Paul Goldberg, the intrepid editor of The Cancer Letter, reports that Sen. Amy Klobuchar, D-Minn., and Rep. Debbie Wasserman Schultz, D-Fla., have watered down both the House and Senate versions of their controversial breast-cancer bill in order to get the votes needed for the legislation to pass.
Since the bill — now apparently renamed as the Young Women’s Breast Health (rather than Breast Cancer) Education and Awareness Requires Learning Young, or EARLY, Act — was introduced last spring, Wasserman Schultz has wrangled enough votes in the House to ensure its passage there. Klobuchar, however, experienced no such luck in the Senate. The bill has been stuck in the Senate’s Committee on Energy and Commerce Health, Education, Labor and Pensions.
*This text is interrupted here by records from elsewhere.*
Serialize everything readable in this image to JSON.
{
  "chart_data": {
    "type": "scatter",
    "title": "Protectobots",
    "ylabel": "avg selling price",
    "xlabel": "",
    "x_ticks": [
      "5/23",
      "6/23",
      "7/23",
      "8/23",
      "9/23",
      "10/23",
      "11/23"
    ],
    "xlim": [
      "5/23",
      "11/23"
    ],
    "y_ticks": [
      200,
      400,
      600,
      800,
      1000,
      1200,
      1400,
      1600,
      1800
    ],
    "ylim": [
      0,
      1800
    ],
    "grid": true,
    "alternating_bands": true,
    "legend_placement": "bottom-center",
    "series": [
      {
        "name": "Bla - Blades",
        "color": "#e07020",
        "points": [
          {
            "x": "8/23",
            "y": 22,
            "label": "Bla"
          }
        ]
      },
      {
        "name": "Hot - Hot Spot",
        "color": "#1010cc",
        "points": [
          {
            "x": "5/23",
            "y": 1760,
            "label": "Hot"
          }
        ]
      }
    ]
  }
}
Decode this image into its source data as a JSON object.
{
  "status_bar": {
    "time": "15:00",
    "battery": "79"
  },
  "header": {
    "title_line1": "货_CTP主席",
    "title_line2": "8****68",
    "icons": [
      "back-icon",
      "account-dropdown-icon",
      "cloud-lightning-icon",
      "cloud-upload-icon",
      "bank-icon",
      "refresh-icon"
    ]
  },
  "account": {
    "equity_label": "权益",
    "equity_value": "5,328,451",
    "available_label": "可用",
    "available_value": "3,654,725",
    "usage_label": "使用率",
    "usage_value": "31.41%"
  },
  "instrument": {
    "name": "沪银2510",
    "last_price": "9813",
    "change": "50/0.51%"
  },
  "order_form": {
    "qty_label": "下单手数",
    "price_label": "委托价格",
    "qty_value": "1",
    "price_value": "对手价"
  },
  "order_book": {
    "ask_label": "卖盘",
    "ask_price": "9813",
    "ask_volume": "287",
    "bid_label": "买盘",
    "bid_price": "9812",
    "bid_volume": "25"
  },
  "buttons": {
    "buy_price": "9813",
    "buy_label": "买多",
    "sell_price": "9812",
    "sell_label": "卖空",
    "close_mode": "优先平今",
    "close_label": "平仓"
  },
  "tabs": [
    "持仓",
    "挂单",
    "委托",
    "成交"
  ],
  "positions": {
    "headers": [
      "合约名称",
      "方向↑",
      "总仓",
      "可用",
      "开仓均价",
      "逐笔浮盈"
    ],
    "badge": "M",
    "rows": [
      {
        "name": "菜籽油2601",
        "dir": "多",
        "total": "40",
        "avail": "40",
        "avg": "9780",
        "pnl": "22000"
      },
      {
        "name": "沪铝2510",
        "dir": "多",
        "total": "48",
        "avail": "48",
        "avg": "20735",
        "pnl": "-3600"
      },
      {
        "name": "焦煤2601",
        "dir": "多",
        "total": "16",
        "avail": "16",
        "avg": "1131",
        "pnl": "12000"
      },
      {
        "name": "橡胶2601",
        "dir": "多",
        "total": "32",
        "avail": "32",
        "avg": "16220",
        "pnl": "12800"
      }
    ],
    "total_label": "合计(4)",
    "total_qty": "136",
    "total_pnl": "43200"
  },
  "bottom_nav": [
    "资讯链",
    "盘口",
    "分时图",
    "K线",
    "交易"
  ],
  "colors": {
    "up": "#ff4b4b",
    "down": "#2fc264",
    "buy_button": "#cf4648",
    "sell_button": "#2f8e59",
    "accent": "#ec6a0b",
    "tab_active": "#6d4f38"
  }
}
Why? Largely because of opposition from leading breast-cancer scientists and women’s-health advocates, who argued that the bill is based on the mistaken premise that risk factors for breast cancer in young women (those under age 45) are firmly understood and modifiable.
As the well-known women’s health advocate Dr. Susan Love wrote in a letter to Wasserman Schultz earlier this year:
A diagnosis of breast cancer in a young woman is never welcome but this bill takes the wrong tack. It assumes that we have some knowledge of risk factors, methods of early detection and understanding of genetics that do not currently exist. … What is really needed is more research on what the cause and prevention of breast cancer really is.
The EARLY Act does have its supporters, however, including the advocacy group Susan G. Komen for the Cure.
And now that the language of the bill has been softened, the American Cancer Society has finally said it will support the legislation, reports Goldberg.
So what is different in the amended version of the bill? Most notably, the new version — including its title — refers to “breast health awareness” rather than to “breast cancer awareness.”
The new version also no longer includes one of its most highly contentious provisions: the promotion of breast self-exams for girls under the age of 15.
Most experts agree that breast self-exams have not been shown to be effective at reducing breast cancer deaths in women of any age — and may even be harmful by causing unnecessary worry and medical procedures.
Other changes in the bill:
“The former version of the bill surprised breast cancer experts by proposing a specific agenda — such as ‘blood component analysis,’ genetic testing and lowering of breast cancer risk through changes of lifestyle, including diet, exercise, and environmental factors,” writes Goldberg. “Experts in breast cancer prevention noted that no such strategies exist. The new version of the bill crossed out the most puzzling of these proposals.”
In addition, under the new version, the mandated advisory committee that would help the Centers for Disease Control and Prevention (CDC) design an educational campaign would be expanded to include experts in public health and survivorship.
A better bill?
It’s still too early to tell if these changes will persuade enough of Klobuchar’s Senate colleagues to support the EARLY Act, particularly in these recessionary times. To launch all its educational efforts, the bill allocates to the CDC $9 million annually for five years.
Not all breast-cancer experts and advocates think that the EARLY Act is the best breast-cancer use of that money.
“As a taxpayer, I don’t believe that the amended version of the EARLY Act is a responsible use of $45 million over a 5-year period,” wrote Christine Norton, co-founder of the Minnesota Breast Cancer Coalition, in an e-mail to me on Monday. “A lot of money will be spent on surveys, media campaigns, and follow-up surveys to determine if the media campaigns were successful. [And] as a former high school teacher, I strongly object to beginning the public education campaigns with 15-year-old freshman and sophomores.”
(You can find and download a copy of the National Breast Cancer Coalition’s analysis of the original EARLY Act here.)